Q: Where are the results of the air samples the Dallas Fire Department supposedly took when a West Dallas Recycling was sending large plumes of black smoke over the surrounding and downwind neighborhoods on December 11th?

A: Nobody seems to know.

A huge pile of metal scrap burned and smoldered for over 24 hours at Sunshine Recycling on Ruder Street in West Dallas on December 11th. Thick plumes of smoke streaked the sky for half a day and into the night.

According to WFAA-TV, a Fire Department Hazardous Materials response team was on site because there were hazardous materials on site – although exactly what those were, or are, remain nameless.

That evening the Dallas City Councilman who represents West Dallas, Omar Narvaez, posted on his FaceBook page that “The Fire Dept has conducted testing and there is no hazardous materials burning.”

Really?
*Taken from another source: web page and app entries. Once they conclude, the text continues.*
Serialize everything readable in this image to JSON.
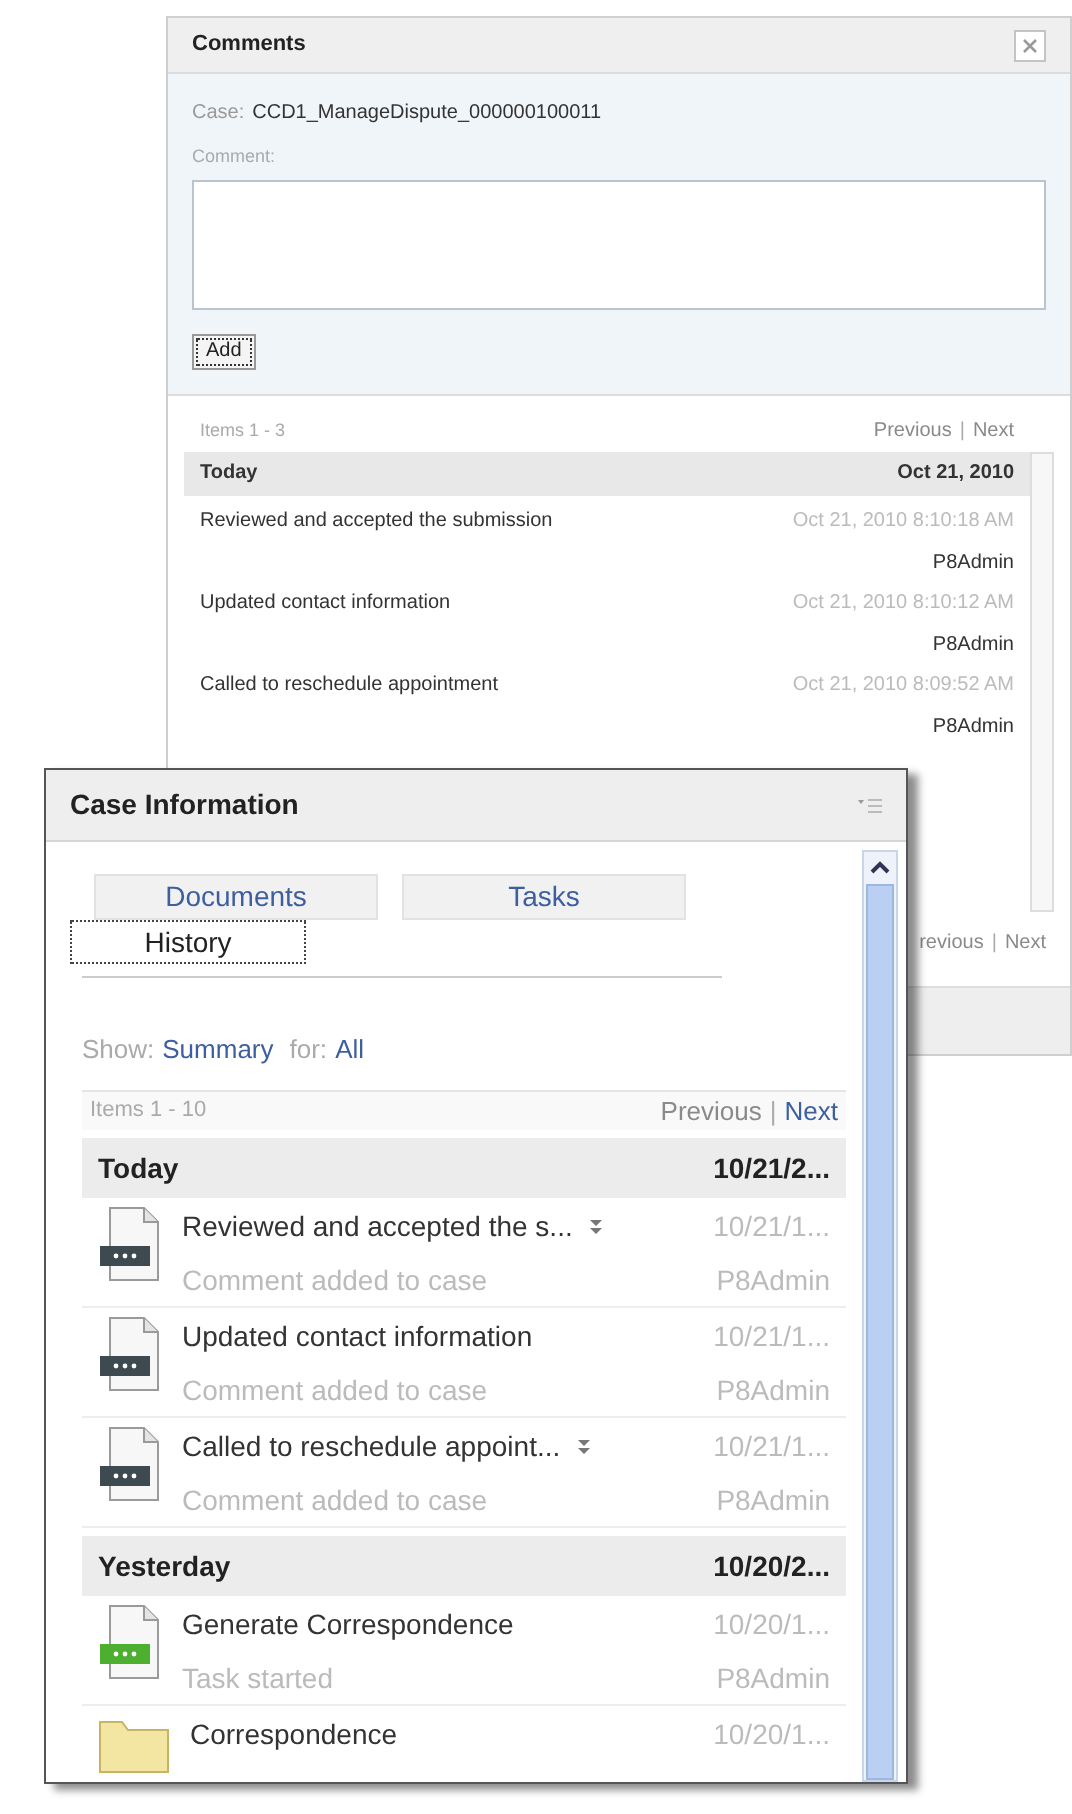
{
  "comments": {
    "title": "Comments",
    "case_label": "Case:",
    "case_value": "CCD1_ManageDispute_000000100011",
    "comment_label": "Comment:",
    "add_button": "Add",
    "pager": {
      "range": "Items 1 - 3",
      "previous": "Previous",
      "separator": "|",
      "next": "Next"
    },
    "groups": [
      {
        "label": "Today",
        "date": "Oct 21, 2010",
        "rows": [
          {
            "text": "Reviewed and accepted the submission",
            "time": "Oct 21, 2010 8:10:18 AM",
            "user": "P8Admin"
          },
          {
            "text": "Updated contact information",
            "time": "Oct 21, 2010 8:10:12 AM",
            "user": "P8Admin"
          },
          {
            "text": "Called to reschedule appointment",
            "time": "Oct 21, 2010 8:09:52 AM",
            "user": "P8Admin"
          }
        ]
      }
    ],
    "bottom_pager": {
      "previous": "revious",
      "separator": "|",
      "next": "Next"
    }
  },
  "case_info": {
    "title": "Case Information",
    "tabs": [
      {
        "label": "Documents",
        "selected": false
      },
      {
        "label": "Tasks",
        "selected": false
      },
      {
        "label": "History",
        "selected": true
      }
    ],
    "show_label": "Show:",
    "show_value": "Summary",
    "for_label": "for:",
    "for_value": "All",
    "pager": {
      "range": "Items 1 - 10",
      "previous": "Previous",
      "separator": "|",
      "next": "Next"
    },
    "groups": [
      {
        "label": "Today",
        "date": "10/21/2...",
        "rows": [
          {
            "kind": "comment",
            "title": "Reviewed and accepted the s...",
            "expandable": true,
            "date": "10/21/1...",
            "subtitle": "Comment added to case",
            "user": "P8Admin"
          },
          {
            "kind": "comment",
            "title": "Updated contact information",
            "expandable": false,
            "date": "10/21/1...",
            "subtitle": "Comment added to case",
            "user": "P8Admin"
          },
          {
            "kind": "comment",
            "title": "Called to reschedule appoint...",
            "expandable": true,
            "date": "10/21/1...",
            "subtitle": "Comment added to case",
            "user": "P8Admin"
          }
        ]
      },
      {
        "label": "Yesterday",
        "date": "10/20/2...",
        "rows": [
          {
            "kind": "task",
            "title": "Generate Correspondence",
            "expandable": false,
            "date": "10/20/1...",
            "subtitle": "Task started",
            "user": "P8Admin"
          },
          {
            "kind": "folder",
            "title": "Correspondence",
            "expandable": false,
            "date": "10/20/1..."
          }
        ]
      }
    ]
  }
}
Because when a scrap yard like that catches fire, you can bet there’s “hazardous materials” burning whether it’s officially noted or not. Plastic tubing and hoses become Dioxin-generating embers. Used oil has all kinds of metals in it that attach themselves to the smoke particles. Vinyl can generate very toxic fumes. Just the PM pollution from the smoke alone was enough to trigger all kinds of harmful health impacts. Very likely the entire pile of metal waste that was burning that night was indeed “hazardous.”

But OK, you say you took tests and they showed nothing out of the ordinary? Let’s see them. In December Downwinders submitted a Texas Open Records Act request to the City of Dallas for the results of those tests. We’re still waiting. As of today, and despite three phone calls to the Open Records Division of the City Secretary’s office, we still don’t have what it’s supposed to take no more than 10 business days to get. It’s been a month and counting. We’re trying to get some legal help to extract the information. Stay tuned.
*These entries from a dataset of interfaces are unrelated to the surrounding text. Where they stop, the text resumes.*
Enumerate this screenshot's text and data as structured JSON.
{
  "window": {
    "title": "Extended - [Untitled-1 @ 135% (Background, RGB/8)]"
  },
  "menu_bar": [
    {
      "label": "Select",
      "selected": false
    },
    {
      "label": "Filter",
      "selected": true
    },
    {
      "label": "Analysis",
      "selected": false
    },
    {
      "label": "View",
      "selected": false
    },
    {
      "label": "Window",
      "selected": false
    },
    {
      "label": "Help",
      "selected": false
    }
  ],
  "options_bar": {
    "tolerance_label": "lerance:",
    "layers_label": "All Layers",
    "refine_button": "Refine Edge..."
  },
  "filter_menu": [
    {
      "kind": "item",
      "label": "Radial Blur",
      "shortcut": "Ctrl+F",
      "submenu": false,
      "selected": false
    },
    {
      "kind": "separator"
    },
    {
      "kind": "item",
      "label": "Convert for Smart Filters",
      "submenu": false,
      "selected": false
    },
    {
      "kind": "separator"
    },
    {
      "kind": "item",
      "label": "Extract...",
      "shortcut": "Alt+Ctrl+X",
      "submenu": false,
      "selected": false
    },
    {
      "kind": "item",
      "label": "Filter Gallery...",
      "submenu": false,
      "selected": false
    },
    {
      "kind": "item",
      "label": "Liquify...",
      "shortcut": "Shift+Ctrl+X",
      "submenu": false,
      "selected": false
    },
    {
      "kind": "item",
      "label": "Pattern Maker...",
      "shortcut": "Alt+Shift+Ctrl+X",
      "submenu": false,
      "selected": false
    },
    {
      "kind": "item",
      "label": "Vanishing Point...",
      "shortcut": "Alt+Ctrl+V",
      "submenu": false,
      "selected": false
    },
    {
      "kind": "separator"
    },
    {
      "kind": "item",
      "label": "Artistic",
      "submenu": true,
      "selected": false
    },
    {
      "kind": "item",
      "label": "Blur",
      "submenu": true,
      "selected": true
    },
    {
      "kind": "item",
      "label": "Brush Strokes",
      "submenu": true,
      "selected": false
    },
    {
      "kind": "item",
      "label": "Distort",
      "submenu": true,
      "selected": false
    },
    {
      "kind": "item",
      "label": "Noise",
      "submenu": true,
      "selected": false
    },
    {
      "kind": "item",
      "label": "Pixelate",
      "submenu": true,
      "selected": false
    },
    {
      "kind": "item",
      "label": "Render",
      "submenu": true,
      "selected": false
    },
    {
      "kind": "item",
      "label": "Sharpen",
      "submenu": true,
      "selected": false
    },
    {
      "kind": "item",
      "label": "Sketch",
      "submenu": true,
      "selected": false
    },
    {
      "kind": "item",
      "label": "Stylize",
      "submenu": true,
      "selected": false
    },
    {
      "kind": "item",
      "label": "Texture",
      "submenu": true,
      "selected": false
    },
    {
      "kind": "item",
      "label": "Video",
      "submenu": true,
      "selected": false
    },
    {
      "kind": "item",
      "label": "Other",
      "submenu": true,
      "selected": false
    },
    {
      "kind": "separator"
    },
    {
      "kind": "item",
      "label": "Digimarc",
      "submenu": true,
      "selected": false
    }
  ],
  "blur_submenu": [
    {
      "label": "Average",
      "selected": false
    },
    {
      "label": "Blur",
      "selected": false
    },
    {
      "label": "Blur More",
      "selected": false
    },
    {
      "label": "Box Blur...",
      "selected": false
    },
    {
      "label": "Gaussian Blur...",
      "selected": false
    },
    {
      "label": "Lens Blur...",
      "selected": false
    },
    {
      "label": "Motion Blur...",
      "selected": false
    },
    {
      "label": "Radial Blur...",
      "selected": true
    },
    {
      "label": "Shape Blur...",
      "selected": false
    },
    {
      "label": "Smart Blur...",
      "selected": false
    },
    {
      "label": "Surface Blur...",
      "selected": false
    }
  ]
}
For $500 a piece, we can install a dense grid of PM monitors across the region, tie them all together and present the information to the public in a transparent accessible way. It can be locally-controlled, directed by scientists, and independent of political influence.

It would automatically track plumes in real time, not an hour ago. It would give you reliable and specific levels of pollution rather than vague reassurances. It would transfer the power from officialdom to citizenry.

That’s the new Network we’re building. Stay tuned.